In China, coal remains the largest source of energy supply, accounting for 65% of the total. Even if renewable energies are becoming more affordable, coal is still cheap and abundant. The coal industry employs more than 4.3 million Chinese and is still very influential at the provincial level. A report by CoalSwarm found that local governments benefited from the decentralized permit system to develop 259 gigawatts of new coal capacity despite central government restrictions. As the shift towards low-carbon development advances, the participation and transparency of the industry actors becomes more critical. However, law enforcement is proving to be challenging.

This duality is also manifest in the public opinion arena. A wide spectrum of the climate community has exhibited disapproval in social media against the high-profile environmental expending while more visible socio-economic issues remain unattended.

Scenarios down the road
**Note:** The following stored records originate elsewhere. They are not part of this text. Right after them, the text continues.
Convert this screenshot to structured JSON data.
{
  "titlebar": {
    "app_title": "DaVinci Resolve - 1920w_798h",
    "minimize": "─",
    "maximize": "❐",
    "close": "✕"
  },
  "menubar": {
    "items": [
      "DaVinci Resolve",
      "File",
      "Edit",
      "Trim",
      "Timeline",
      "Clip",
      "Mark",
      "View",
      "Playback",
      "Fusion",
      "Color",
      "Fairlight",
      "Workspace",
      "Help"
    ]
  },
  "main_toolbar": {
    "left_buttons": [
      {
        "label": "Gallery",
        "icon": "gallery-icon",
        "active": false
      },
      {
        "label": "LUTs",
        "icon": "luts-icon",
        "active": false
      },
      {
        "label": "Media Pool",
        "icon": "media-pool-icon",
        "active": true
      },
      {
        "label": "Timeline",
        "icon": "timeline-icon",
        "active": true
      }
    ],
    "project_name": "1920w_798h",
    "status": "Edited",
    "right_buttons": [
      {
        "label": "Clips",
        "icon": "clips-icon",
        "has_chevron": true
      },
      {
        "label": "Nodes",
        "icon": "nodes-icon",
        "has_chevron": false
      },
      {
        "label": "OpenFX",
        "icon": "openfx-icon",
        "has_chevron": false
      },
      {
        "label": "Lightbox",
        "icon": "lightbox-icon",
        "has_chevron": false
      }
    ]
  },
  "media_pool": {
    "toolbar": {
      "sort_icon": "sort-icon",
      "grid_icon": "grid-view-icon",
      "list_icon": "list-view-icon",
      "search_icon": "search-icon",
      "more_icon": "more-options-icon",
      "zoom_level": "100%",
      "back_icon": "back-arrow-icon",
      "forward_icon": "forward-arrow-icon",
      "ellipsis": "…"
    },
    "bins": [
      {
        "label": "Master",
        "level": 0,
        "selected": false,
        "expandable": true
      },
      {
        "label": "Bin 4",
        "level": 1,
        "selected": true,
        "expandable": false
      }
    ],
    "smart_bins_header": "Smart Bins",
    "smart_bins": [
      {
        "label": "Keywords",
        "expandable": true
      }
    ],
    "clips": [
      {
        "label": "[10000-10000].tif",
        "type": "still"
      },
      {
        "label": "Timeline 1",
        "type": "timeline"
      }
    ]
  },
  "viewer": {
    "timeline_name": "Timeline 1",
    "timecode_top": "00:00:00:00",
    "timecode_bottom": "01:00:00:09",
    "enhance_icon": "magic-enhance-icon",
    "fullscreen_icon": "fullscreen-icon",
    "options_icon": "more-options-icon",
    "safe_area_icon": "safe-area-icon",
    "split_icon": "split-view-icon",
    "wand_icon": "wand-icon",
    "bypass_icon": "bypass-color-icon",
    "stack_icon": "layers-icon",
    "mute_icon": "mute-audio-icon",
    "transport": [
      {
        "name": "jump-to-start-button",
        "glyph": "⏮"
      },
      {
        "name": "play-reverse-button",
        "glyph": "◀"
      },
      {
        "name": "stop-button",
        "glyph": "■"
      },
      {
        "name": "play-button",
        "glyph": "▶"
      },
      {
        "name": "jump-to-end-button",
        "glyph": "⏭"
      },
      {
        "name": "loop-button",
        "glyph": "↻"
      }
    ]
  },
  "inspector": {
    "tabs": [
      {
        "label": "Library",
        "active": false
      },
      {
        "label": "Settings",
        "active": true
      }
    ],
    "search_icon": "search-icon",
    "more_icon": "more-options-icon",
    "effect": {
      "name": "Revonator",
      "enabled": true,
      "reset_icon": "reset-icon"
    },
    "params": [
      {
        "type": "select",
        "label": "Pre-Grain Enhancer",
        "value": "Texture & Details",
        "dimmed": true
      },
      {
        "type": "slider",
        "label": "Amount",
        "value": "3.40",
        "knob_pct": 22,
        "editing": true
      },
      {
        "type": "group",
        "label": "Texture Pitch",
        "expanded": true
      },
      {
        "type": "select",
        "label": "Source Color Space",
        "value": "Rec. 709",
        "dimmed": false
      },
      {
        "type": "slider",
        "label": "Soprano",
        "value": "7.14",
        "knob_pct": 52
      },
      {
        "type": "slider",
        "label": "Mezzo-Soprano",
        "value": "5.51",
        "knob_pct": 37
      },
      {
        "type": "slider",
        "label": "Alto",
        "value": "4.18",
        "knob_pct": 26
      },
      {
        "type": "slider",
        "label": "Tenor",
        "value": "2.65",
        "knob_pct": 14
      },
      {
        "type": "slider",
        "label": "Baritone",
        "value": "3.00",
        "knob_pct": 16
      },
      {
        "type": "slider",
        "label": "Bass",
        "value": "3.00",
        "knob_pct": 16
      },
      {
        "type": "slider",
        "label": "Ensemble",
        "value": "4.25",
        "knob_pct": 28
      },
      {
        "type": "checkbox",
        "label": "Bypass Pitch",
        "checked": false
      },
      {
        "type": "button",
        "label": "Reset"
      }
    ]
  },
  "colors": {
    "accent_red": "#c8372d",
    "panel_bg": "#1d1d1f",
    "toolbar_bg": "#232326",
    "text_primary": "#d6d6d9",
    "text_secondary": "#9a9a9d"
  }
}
This context opens the door to different avenues. In the most likely scenario, China will need to find a balance between its domestic approaches. A more conservative sector will try to push back on the enthusiastic climate effort lead by the government. While this won’t affect the current climate policy framework, it could prevent the authorities from scaling up their ambition. Moreover, it could also slow down China crackdown on coal.

Under this possibility, China will still meet its promised NDC pledges. However, these are insufficient to meet global warming below 2°C. Unless other countries make much more substantial efforts, this would result in a global scenario with a very high risk of severe climate-related events. Here, no change will equal great changes.

In a less likely, but still realistic assumption, China could start to flatten its emissions between now and 2030. Beijing could find ways to accommodate its internal and economic needs and increase its ambitions to be better aligned with a scenario below a 2°C increase. For this, however, the international context must also evolve. Solving trade disputes and having the US back at the Paris Agreement table would strengthen China’s responsibility and enable further enthusiasm.

About Author

Borja Fernandez

Borja Fernandez is an analyst with focus in Asia-Pacific geopolitics and economics. He holds an MA in International Relations from Institut Barcelona d’Estudis Internacionals. He has studying experience and a strong interest in China and he is fluent in Mandarin. He worked on economic affairs and climate finance policy at the United Nations Economic and Social Commission for Asia-Pacific, in Thailand.